Orthognathic surgery is a term describing a procedure used by oral and maxillofacial surgeons to surgically correct facial skeletal growth abnormalities. Abnormal facial growth can present in many ways. The mid-face (maxilla) can be underdeveloped (hypoplasia), it can be too narrow (transverse constriction), or it can be too large (maxillary excess). Similarly, the lower jaw (mandible) can be over-developed (prognathic), asymmetric, or too small (hypoplastic). These abnormal growth patterns can present either as an isolated problem or present in combination with each other.
Skeletal growth abnormalities lead to a myriad of dental and medical problems for the patient. Dentally, abnormally formed facial bones can lead to severe dental crowding and poor occlusion, which many times leads to premature tooth loss due to either trauma or disease. Many of these patients can present with temporomandibular joint disorders and pain.
Medically, because the upper and lower jaws do not line up properly, patients have difficulty eating and maintaining proper nutrition. The facial muscles attempt to align the poorly aligned jaws leading to muscle pain and migraines. Underdevelopment of the mid-face leads to nasal airway obstruction and resultant oral breathing. Under-development of the upper and/or lower jaws also can lead to moderate-to-severe sleep apnea. Another disorder commonly seen is speech abnormalities. Due to altered facial appearance, many patients suffer from psychosocial and self-confidence issues.
Treatment of abnormal skeletal growth is coordinated through a team of oral and maxillofacial surgeons, orthodontists, and general dentists. Due to the abnormally positioned facial bones, the teeth are usually not in their correct positions and have to be properly aligned by the orthodontist to allow the oral and maxillofacial surgeon to properly position the maxilla and mandible. There are a few cases where the surgery is performed early in the treatment.
Orthodontic movement of teeth is always much faster following surgery; therefore, performing surgery early may shorten the entire treatment time.
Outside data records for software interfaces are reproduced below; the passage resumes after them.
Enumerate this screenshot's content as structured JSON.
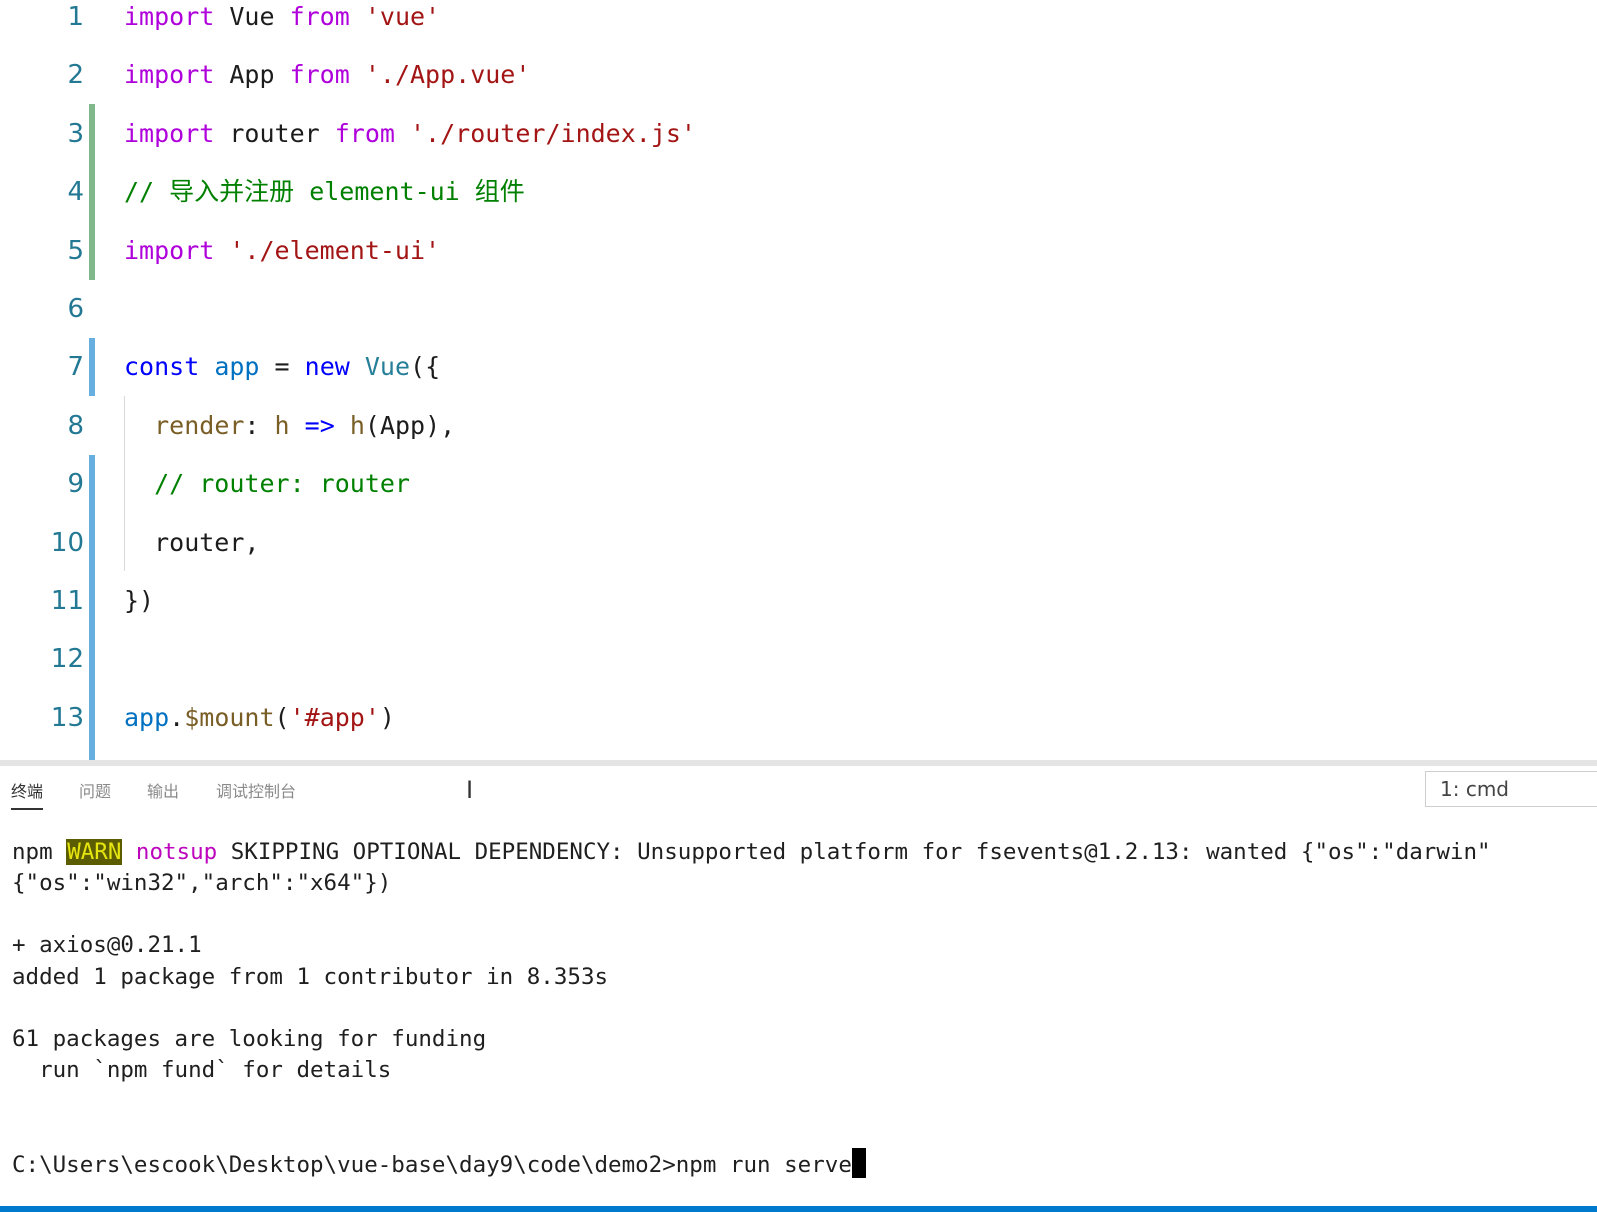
{
  "editor": {
    "lines": [
      {
        "num": "1",
        "tokens": [
          {
            "t": "import",
            "c": "kw"
          },
          {
            "t": " Vue ",
            "c": "plain"
          },
          {
            "t": "from",
            "c": "kw"
          },
          {
            "t": " 'vue'",
            "c": "str"
          }
        ]
      },
      {
        "num": "2",
        "tokens": [
          {
            "t": "import",
            "c": "kw"
          },
          {
            "t": " App ",
            "c": "plain"
          },
          {
            "t": "from",
            "c": "kw"
          },
          {
            "t": " './App.vue'",
            "c": "str"
          }
        ]
      },
      {
        "num": "3",
        "tokens": [
          {
            "t": "import",
            "c": "kw"
          },
          {
            "t": " router ",
            "c": "plain"
          },
          {
            "t": "from",
            "c": "kw"
          },
          {
            "t": " './router/index.js'",
            "c": "str"
          }
        ]
      },
      {
        "num": "4",
        "tokens": [
          {
            "t": "// 导入并注册 element-ui 组件",
            "c": "cm"
          }
        ]
      },
      {
        "num": "5",
        "tokens": [
          {
            "t": "import",
            "c": "kw"
          },
          {
            "t": " './element-ui'",
            "c": "str"
          }
        ]
      },
      {
        "num": "6",
        "tokens": []
      },
      {
        "num": "7",
        "tokens": [
          {
            "t": "const",
            "c": "kw2"
          },
          {
            "t": " ",
            "c": "plain"
          },
          {
            "t": "app",
            "c": "var"
          },
          {
            "t": " = ",
            "c": "plain"
          },
          {
            "t": "new",
            "c": "kw2"
          },
          {
            "t": " ",
            "c": "plain"
          },
          {
            "t": "Vue",
            "c": "type"
          },
          {
            "t": "({",
            "c": "plain"
          }
        ]
      },
      {
        "num": "8",
        "tokens": [
          {
            "t": "  ",
            "c": "plain"
          },
          {
            "t": "render",
            "c": "fn"
          },
          {
            "t": ": ",
            "c": "plain"
          },
          {
            "t": "h",
            "c": "fn"
          },
          {
            "t": " ",
            "c": "plain"
          },
          {
            "t": "=>",
            "c": "kw2"
          },
          {
            "t": " ",
            "c": "plain"
          },
          {
            "t": "h",
            "c": "fn"
          },
          {
            "t": "(App),",
            "c": "plain"
          }
        ]
      },
      {
        "num": "9",
        "tokens": [
          {
            "t": "  // router: router",
            "c": "cm"
          }
        ]
      },
      {
        "num": "10",
        "tokens": [
          {
            "t": "  router,",
            "c": "plain"
          }
        ]
      },
      {
        "num": "11",
        "tokens": [
          {
            "t": "})",
            "c": "plain"
          }
        ]
      },
      {
        "num": "12",
        "tokens": []
      },
      {
        "num": "13",
        "tokens": [
          {
            "t": "app",
            "c": "var"
          },
          {
            "t": ".",
            "c": "plain"
          },
          {
            "t": "$mount",
            "c": "fn"
          },
          {
            "t": "(",
            "c": "plain"
          },
          {
            "t": "'#app'",
            "c": "str"
          },
          {
            "t": ")",
            "c": "plain"
          }
        ]
      }
    ]
  },
  "panel": {
    "tabs": [
      "终端",
      "问题",
      "输出",
      "调试控制台"
    ],
    "active_tab": "终端",
    "terminal_select": "1: cmd"
  },
  "terminal": {
    "warn_prefix": "npm ",
    "warn_badge": "WARN",
    "warn_tag": "notsup",
    "warn_message": " SKIPPING OPTIONAL DEPENDENCY: Unsupported platform for fsevents@1.2.13: wanted {\"os\":\"darwin\"",
    "warn_continued": "{\"os\":\"win32\",\"arch\":\"x64\"})",
    "added_pkg": "+ axios@0.21.1",
    "added_summary": "added 1 package from 1 contributor in 8.353s",
    "funding_line": "61 packages are looking for funding",
    "fund_hint": "  run `npm fund` for details",
    "prompt": "C:\\Users\\escook\\Desktop\\vue-base\\day9\\code\\demo2>npm run serve"
  },
  "colors": {
    "keyword": "#af00db",
    "string": "#a31515",
    "comment": "#008000",
    "git_added": "#81b88b",
    "git_modified": "#66afe0",
    "status_bar": "#007acc"
  }
}
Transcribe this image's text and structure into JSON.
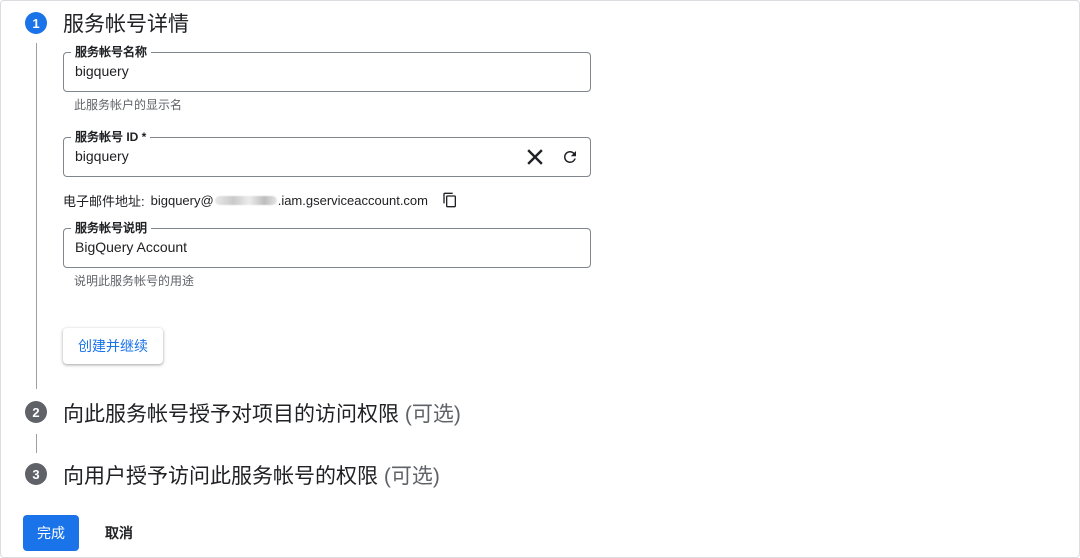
{
  "steps": [
    {
      "number": "1",
      "title": "服务帐号详情",
      "optional": ""
    },
    {
      "number": "2",
      "title": "向此服务帐号授予对项目的访问权限",
      "optional": "(可选)"
    },
    {
      "number": "3",
      "title": "向用户授予访问此服务帐号的权限",
      "optional": "(可选)"
    }
  ],
  "form": {
    "name": {
      "label": "服务帐号名称",
      "value": "bigquery",
      "hint": "此服务帐户的显示名"
    },
    "id": {
      "label": "服务帐号 ID *",
      "value": "bigquery"
    },
    "email": {
      "label": "电子邮件地址:",
      "prefix": "bigquery@",
      "suffix": ".iam.gserviceaccount.com"
    },
    "description": {
      "label": "服务帐号说明",
      "value": "BigQuery Account",
      "hint": "说明此服务帐号的用途"
    }
  },
  "buttons": {
    "create_continue": "创建并继续",
    "done": "完成",
    "cancel": "取消"
  },
  "icons": {
    "clear": "close-icon",
    "refresh": "refresh-icon",
    "copy": "copy-icon"
  },
  "colors": {
    "accent": "#1a73e8",
    "inactive_step": "#5f6368",
    "hint_text": "#5f6368"
  }
}
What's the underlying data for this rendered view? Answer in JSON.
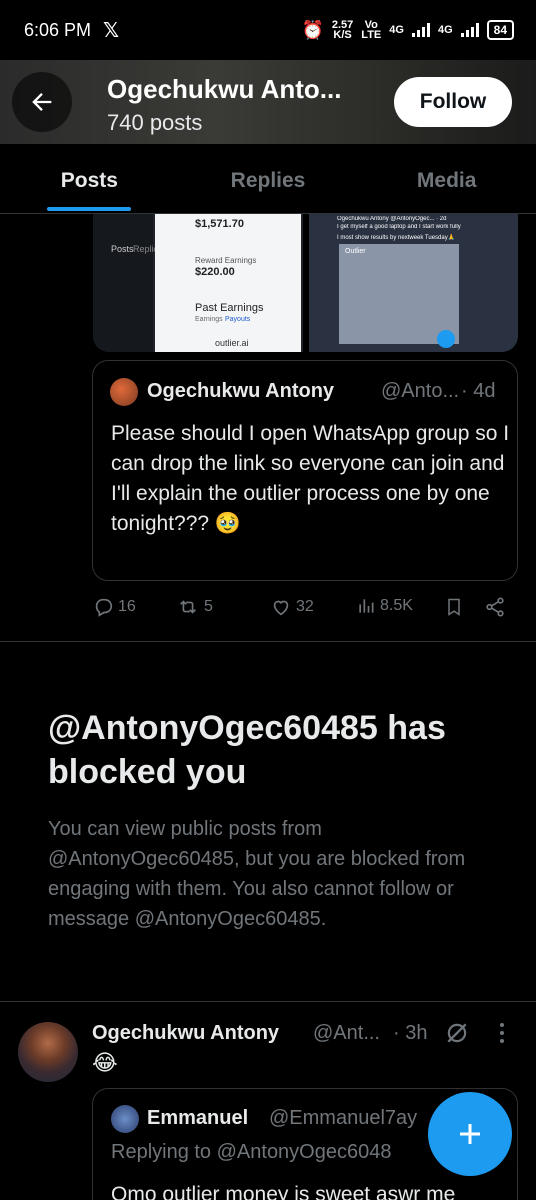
{
  "status_bar": {
    "time": "6:06 PM",
    "x_logo": "𝕏",
    "speed_value": "2.57",
    "speed_unit": "K/S",
    "vo": "Vo",
    "lte": "LTE",
    "net1": "4G",
    "net2": "4G",
    "battery": "84"
  },
  "header": {
    "title": "Ogechukwu Anto...",
    "post_count": "740 posts",
    "follow_label": "Follow"
  },
  "tabs": [
    {
      "label": "Posts",
      "active": true
    },
    {
      "label": "Replies",
      "active": false
    },
    {
      "label": "Media",
      "active": false
    }
  ],
  "media": {
    "thumb1": {
      "amount": "$1,571.70",
      "reward_label": "Reward Earnings",
      "reward_value": "$220.00",
      "past_label": "Past Earnings",
      "tab_a": "Earnings",
      "tab_b": "Payouts",
      "url": "outlier.ai",
      "side_a": "Posts",
      "side_b": "Replies"
    },
    "thumb2": {
      "header": "Ogechukwu Antony @AntonyOgec... · 2d",
      "line1": "I get myself a good laptop and I start work fully",
      "line2": "I most show results by nextweek Tuesday🙏",
      "app": "Outlier"
    }
  },
  "post1": {
    "quote": {
      "name": "Ogechukwu Antony",
      "handle": "@Anto...",
      "time": "· 4d",
      "text": "Please should I open WhatsApp group so I can drop the link so everyone can join and I'll explain the outlier process one by one tonight??? 🥹"
    },
    "actions": {
      "replies": "16",
      "reposts": "5",
      "likes": "32",
      "views": "8.5K"
    }
  },
  "blocked": {
    "title": "@AntonyOgec60485 has blocked you",
    "body": "You can view public posts from @AntonyOgec60485, but you are blocked from engaging with them. You also cannot follow or message @AntonyOgec60485."
  },
  "post2": {
    "name": "Ogechukwu Antony",
    "handle": "@Ant...",
    "time": "· 3h",
    "text": "😂",
    "quote": {
      "name": "Emmanuel",
      "handle": "@Emmanuel7ay",
      "replying": "Replying to @AntonyOgec6048",
      "text": "Omo outlier money is sweet aswr me"
    }
  },
  "colors": {
    "accent": "#1d9bf0",
    "muted": "#71767b",
    "border": "#2f3336",
    "background": "#000000"
  }
}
After completion of the surgical and orthodontic treatment, the general dentist steps in to complete the case by repairing damaged or missing teeth. Usual treatment time ranges from 18-24 months.
Orthognathic surgery has taken a quantum step forward over the past few years due to the introduction of computer technology and virtual surgical planning. Rather than plain film radiographs and surgical stone models, we are now able to digitally enter the patient’s radiograph and facial structures into a computer program and perform virtual surgery in a virtual surgical suite. Once treatment is finalized, we use laser printing to produce custom surgical guides and splints to help guide the position of the facial bones during and after surgery. This now allows the surgeon to compare different types of surgical plans and fine-tune the skeletal movements to optimize the outcome for the patient.
Orthognathic surgery is performed in a hospital setting utilizing general anesthesia. It usually requires an overnight stay. As with any surgery, there is some soreness and swelling following surgery. In most cases,we are able to rigidly fixate the skeletal bones with titanium plates and screws. This prevents, in most cases, the need to wire the patient’s jaws together. Even though the patient has freedom of movement of the jaws, we recommend that they maintain a liquid-to-soft diet for about six weeks until initial healing is complete. The surgeon must be careful to avoid vital structures, such as adjacent teeth or nerves that give feeling to the face. The surgeon and orthodontist carefully plan and execute the case so that the orthognathic surgery result is stable long-term.
Orthognathic surgery, for the vast majority of patients, is a life-changing event that greatly enhances their quality of life both functionally and aesthetically.
If you feel that you may be in need of orthognathic surgery, contact your local orthodontist or oral and maxillofacial surgeon for a consultation.